• _Action item_: The entries below must be retyped in full. Keep every word the same.
#### Dataset entries ####
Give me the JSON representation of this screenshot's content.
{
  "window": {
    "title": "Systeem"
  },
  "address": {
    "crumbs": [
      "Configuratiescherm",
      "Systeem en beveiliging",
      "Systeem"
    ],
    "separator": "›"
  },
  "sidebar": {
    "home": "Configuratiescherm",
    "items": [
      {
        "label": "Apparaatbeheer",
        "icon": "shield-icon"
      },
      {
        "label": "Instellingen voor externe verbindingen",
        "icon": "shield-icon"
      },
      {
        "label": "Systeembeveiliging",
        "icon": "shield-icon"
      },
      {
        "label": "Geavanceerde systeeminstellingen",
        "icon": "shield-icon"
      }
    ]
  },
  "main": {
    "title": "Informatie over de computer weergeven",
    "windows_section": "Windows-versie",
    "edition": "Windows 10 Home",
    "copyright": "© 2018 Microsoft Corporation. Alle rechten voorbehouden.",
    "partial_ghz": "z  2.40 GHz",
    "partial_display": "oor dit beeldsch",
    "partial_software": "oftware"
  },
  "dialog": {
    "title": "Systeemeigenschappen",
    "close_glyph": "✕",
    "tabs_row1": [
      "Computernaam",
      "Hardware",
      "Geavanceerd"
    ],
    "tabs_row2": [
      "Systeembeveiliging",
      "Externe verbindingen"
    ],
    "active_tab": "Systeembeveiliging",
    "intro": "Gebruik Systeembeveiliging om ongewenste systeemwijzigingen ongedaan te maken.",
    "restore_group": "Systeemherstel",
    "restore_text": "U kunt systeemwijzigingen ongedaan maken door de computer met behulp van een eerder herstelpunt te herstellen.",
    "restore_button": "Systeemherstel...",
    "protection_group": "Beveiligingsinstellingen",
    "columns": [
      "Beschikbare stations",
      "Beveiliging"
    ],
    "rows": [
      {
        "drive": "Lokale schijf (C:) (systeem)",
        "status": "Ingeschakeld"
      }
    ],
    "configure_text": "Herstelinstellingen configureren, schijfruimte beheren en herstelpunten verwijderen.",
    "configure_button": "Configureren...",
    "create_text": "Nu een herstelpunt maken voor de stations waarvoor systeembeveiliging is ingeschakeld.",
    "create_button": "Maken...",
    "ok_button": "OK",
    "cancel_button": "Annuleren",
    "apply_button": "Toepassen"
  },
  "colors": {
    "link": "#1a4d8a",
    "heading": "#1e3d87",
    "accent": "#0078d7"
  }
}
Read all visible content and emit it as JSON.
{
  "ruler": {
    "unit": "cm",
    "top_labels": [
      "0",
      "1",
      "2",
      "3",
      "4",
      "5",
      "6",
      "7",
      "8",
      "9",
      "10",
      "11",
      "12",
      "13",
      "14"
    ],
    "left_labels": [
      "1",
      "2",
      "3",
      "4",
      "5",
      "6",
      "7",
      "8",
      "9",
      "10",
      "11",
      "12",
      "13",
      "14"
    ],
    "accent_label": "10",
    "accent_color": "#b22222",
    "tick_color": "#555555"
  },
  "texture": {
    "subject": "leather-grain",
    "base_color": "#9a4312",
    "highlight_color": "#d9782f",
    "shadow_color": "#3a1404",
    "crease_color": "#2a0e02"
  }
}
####
• _Task response_:
Give me the JSON representation of this screenshot's content.
{
  "window": {
    "title": "Systeem"
  },
  "address": {
    "crumbs": [
      "Configuratiescherm",
      "Systeem en beveiliging",
      "Systeem"
    ],
    "separator": "›"
  },
  "sidebar": {
    "home": "Configuratiescherm",
    "items": [
      {
        "label": "Apparaatbeheer",
        "icon": "shield-icon"
      },
      {
        "label": "Instellingen voor externe verbindingen",
        "icon": "shield-icon"
      },
      {
        "label": "Systeembeveiliging",
        "icon": "shield-icon"
      },
      {
        "label": "Geavanceerde systeeminstellingen",
        "icon": "shield-icon"
      }
    ]
  },
  "main": {
    "title": "Informatie over de computer weergeven",
    "windows_section": "Windows-versie",
    "edition": "Windows 10 Home",
    "copyright": "© 2018 Microsoft Corporation. Alle rechten voorbehouden.",
    "partial_ghz": "z  2.40 GHz",
    "partial_display": "oor dit beeldsch",
    "partial_software": "oftware"
  },
  "dialog": {
    "title": "Systeemeigenschappen",
    "close_glyph": "✕",
    "tabs_row1": [
      "Computernaam",
      "Hardware",
      "Geavanceerd"
    ],
    "tabs_row2": [
      "Systeembeveiliging",
      "Externe verbindingen"
    ],
    "active_tab": "Systeembeveiliging",
    "intro": "Gebruik Systeembeveiliging om ongewenste systeemwijzigingen ongedaan te maken.",
    "restore_group": "Systeemherstel",
    "restore_text": "U kunt systeemwijzigingen ongedaan maken door de computer met behulp van een eerder herstelpunt te herstellen.",
    "restore_button": "Systeemherstel...",
    "protection_group": "Beveiligingsinstellingen",
    "columns": [
      "Beschikbare stations",
      "Beveiliging"
    ],
    "rows": [
      {
        "drive": "Lokale schijf (C:) (systeem)",
        "status": "Ingeschakeld"
      }
    ],
    "configure_text": "Herstelinstellingen configureren, schijfruimte beheren en herstelpunten verwijderen.",
    "configure_button": "Configureren...",
    "create_text": "Nu een herstelpunt maken voor de stations waarvoor systeembeveiliging is ingeschakeld.",
    "create_button": "Maken...",
    "ok_button": "OK",
    "cancel_button": "Annuleren",
    "apply_button": "Toepassen"
  },
  "colors": {
    "link": "#1a4d8a",
    "heading": "#1e3d87",
    "accent": "#0078d7"
  }
}
Read all visible content and emit it as JSON.
{
  "ruler": {
    "unit": "cm",
    "top_labels": [
      "0",
      "1",
      "2",
      "3",
      "4",
      "5",
      "6",
      "7",
      "8",
      "9",
      "10",
      "11",
      "12",
      "13",
      "14"
    ],
    "left_labels": [
      "1",
      "2",
      "3",
      "4",
      "5",
      "6",
      "7",
      "8",
      "9",
      "10",
      "11",
      "12",
      "13",
      "14"
    ],
    "accent_label": "10",
    "accent_color": "#b22222",
    "tick_color": "#555555"
  },
  "texture": {
    "subject": "leather-grain",
    "base_color": "#9a4312",
    "highlight_color": "#d9782f",
    "shadow_color": "#3a1404",
    "crease_color": "#2a0e02"
  }
}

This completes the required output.